Our starters were exceptionally good. Red’s soup had a sweet freshness, poured over delightfully salty flakes of ham hock and accompanied by warm granary bread and a salted round of butter. My mackerel was even better. The sweet and sour of the pickled cucumber served as tanzaku (strips) and matingon worked well with the crispy skinned mackerel which was perfectly cooked. These were on what I think was a dill and elderflower emulsion. A classic combination of flavours executed wonderfully.
Our mains were also extremely good. Red’s plaice was presented without bones or skin, much to her squeamish relief. She said it melted in her mouth and was both well cooked and seasoned. As for my bavette, this was a tricky cut of meat that was done beautifully, the middle of which retained its ‘rare’ qualities and taste. The tromboncino (a small squash presumably named as they look like trombones – though mine looked more like a testicalcino), like the courgette, was not overcooked and retained its solidity and texture – delightful, fresh and sweet to eat. The radish was pickled and moreish and the puree of what I suspect was watercress and pea, was as fresh as the second they were picked. We had also opted for a side of chips, which were delicious but, my one complaint, is that they should really be part of the dish or some other side – to need to order on top, especially as the shorter menu doesn’t specify or list sides is the one area for improvement I can think of.
Desserts were very good but sadly, in fear that the Tour de Cellulite might arrive and whip them, we had eaten them before taking pictures. The lemon tart was clean, sharp and flavoursome, though Red struggled to get the gin and tonic from the very enjoyable sorbet that accompanied it. My raspberry meringue was a classic combination of meringue, raspberries, cream and a sorbet that you could taste the champagne in.
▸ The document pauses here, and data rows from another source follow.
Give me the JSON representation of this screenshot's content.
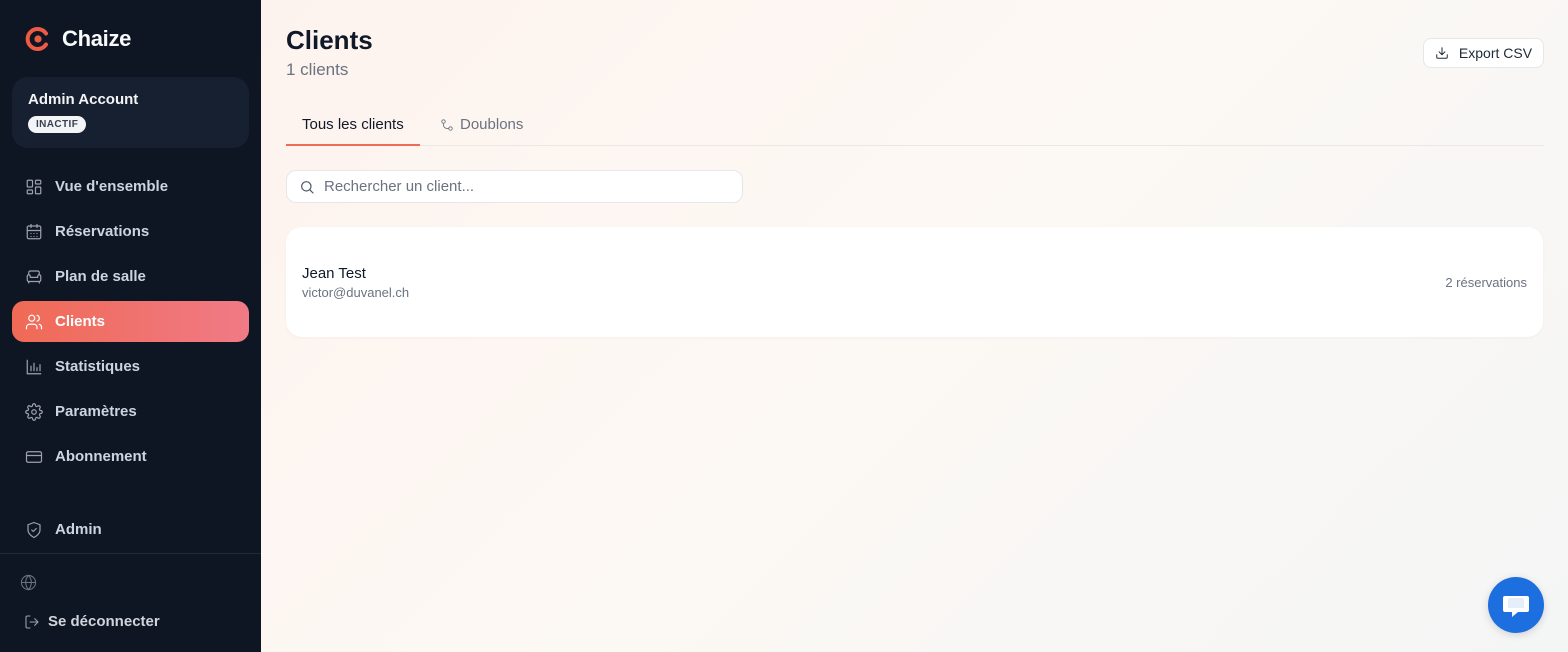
{
  "brand": {
    "name": "Chaize",
    "accent": "#ee5a43"
  },
  "account": {
    "name": "Admin Account",
    "status_badge": "INACTIF"
  },
  "nav": {
    "items": [
      {
        "label": "Vue d'ensemble",
        "icon": "dashboard-icon",
        "active": false
      },
      {
        "label": "Réservations",
        "icon": "calendar-icon",
        "active": false
      },
      {
        "label": "Plan de salle",
        "icon": "armchair-icon",
        "active": false
      },
      {
        "label": "Clients",
        "icon": "users-icon",
        "active": true
      },
      {
        "label": "Statistiques",
        "icon": "bar-chart-icon",
        "active": false
      },
      {
        "label": "Paramètres",
        "icon": "gear-icon",
        "active": false
      },
      {
        "label": "Abonnement",
        "icon": "credit-card-icon",
        "active": false
      }
    ],
    "admin_label": "Admin",
    "logout_label": "Se déconnecter"
  },
  "header": {
    "title": "Clients",
    "subtitle": "1 clients",
    "export_label": "Export CSV"
  },
  "tabs": [
    {
      "label": "Tous les clients",
      "active": true
    },
    {
      "label": "Doublons",
      "active": false
    }
  ],
  "search": {
    "placeholder": "Rechercher un client...",
    "value": ""
  },
  "clients": [
    {
      "name": "Jean Test",
      "email": "victor@duvanel.ch",
      "reservations": "2 réservations"
    }
  ],
  "colors": {
    "sidebar_bg": "#0f1623",
    "active_gradient_start": "#f06a55",
    "active_gradient_end": "#f07a86",
    "chat_button": "#1d6fe0"
  }
}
This was a wonderful way to celebrate our big occasion – it was a quality meal in which all the elements were done extremely well. Clearly a restaurant that, though in the shadow of its Michelin starred sibling, is more than capable of standing on its own feet. Our 21st wedding anniversary will live long in the memory, though Red seemed less impressed by the 1 year membership of the Aughton Chub-rub Cyclist Society that I had bought her.
Service: 9/10 Slight wait to order but otherwise great service from the BPs
Atmosphere: 9/10 great dining room, well decorated. Slightly
Food: 9.5/10 excellence as you would expect from one of Britain’s best chefs
Value for money: 8.5/10 Total of £77 for 3 courses for 2 people
Overall: 9/10 Great food, great location, worth the journey.
These are judged against the best of that type of restaurant. For example cafes against what you would expect from the best cafes, high end restaurants against the best high end restaurants etc.
Website: The Barn at Moor Hall